Which masters or PhD course should I choose for Data Science or Artificial Intelligence?
This is one of the most common questions I am asked
Here is my view – and the usual caveats apply – i.e. the viewpoint is personal and is not associated with any company or institution I am associated with
Before addressing this question, you should also read two articles by me
Advice to a fresh graduate for getting a job in artificial intellig…
Landing a 150k usd datascientist job
The common theme here is: I take a market driven view to data science.
For instance – the data scientist is more valuable the more directly they are involved in creating intellectual property for their company.
When you first start finding masters and PhD programs for data science or AI, you realise that most universities do not have a dedicated AI department.
And that’s probably a good thing in my view.
The impact of AI / Data Science is too sweeping to be centralised.
But that also means that its not easy to choose a masters / PhD program
Here are my suggestions
- Look at the top 25 Universities and choose a quantitative masters / phd program even if it is not directly data science related. The methodology for choosing top 25 universities is strongly biased to an emphasis on research
- Look at Universities performing strongly on Neurips. For example, see this analysis of neurips stats 2019 . Duke University and University of Southern California are high in these rankings
- Choose a masters or a PhD in areas which deal with large amounts of data(astronomy, climate, nuclear physics etc) – some of the best data scientists I know have a background in domains like Astronomy – ex Dr Kirk Borne
- Focus on AI/ML domains in niche areas – ex in the UK, Royal Holloway is well known for its cyber security program
- There are many areas of AI which are in the research domain – and centers of excellence are developing around areas in academia – for example – Interpretable machine learning
So, why choose a ‘non AI’ subject to get into AI ? (ex nuclear physics or astronomy)
The common theme in the above approaches is .. you need to demonstrate the ability to solve large, complex, quantitative problems typically involving large amounts of data. This idea acts like an Occam’s razor or a proxy.

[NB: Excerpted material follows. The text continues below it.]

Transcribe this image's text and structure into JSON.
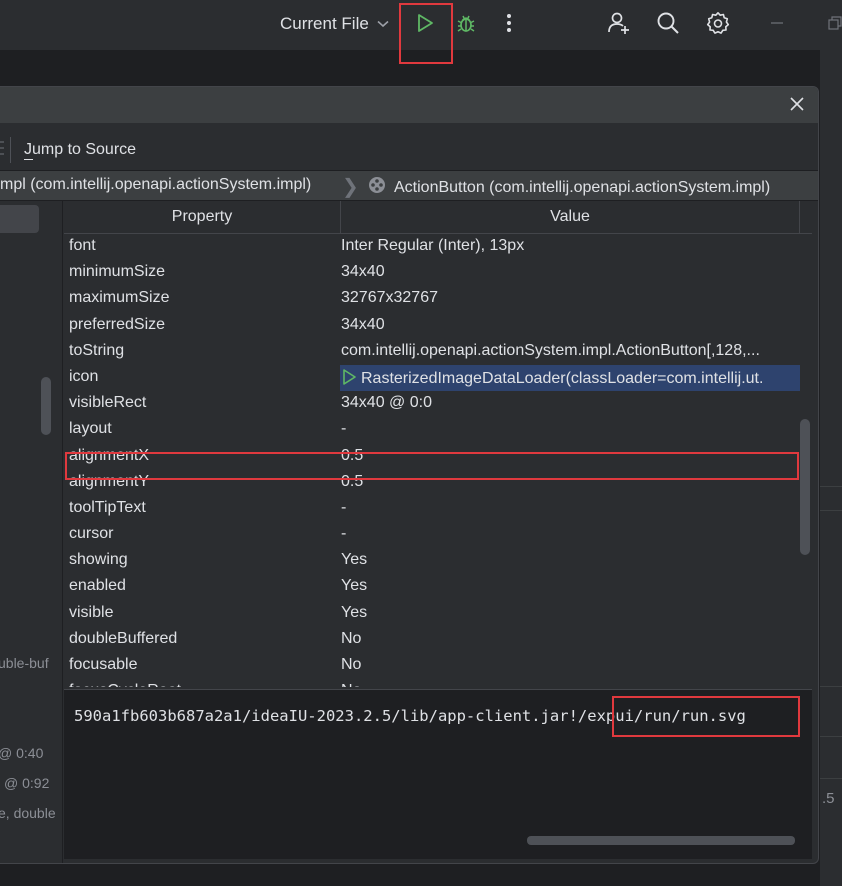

Another way to look at it is: to take the Elon Musk approach – what is the hardest problem you have solved and your approach? So the PhD / masters should ideally end up working on hard problems and also learning the scientific method (approach)
When viewed in this way, your options are a lot more boarder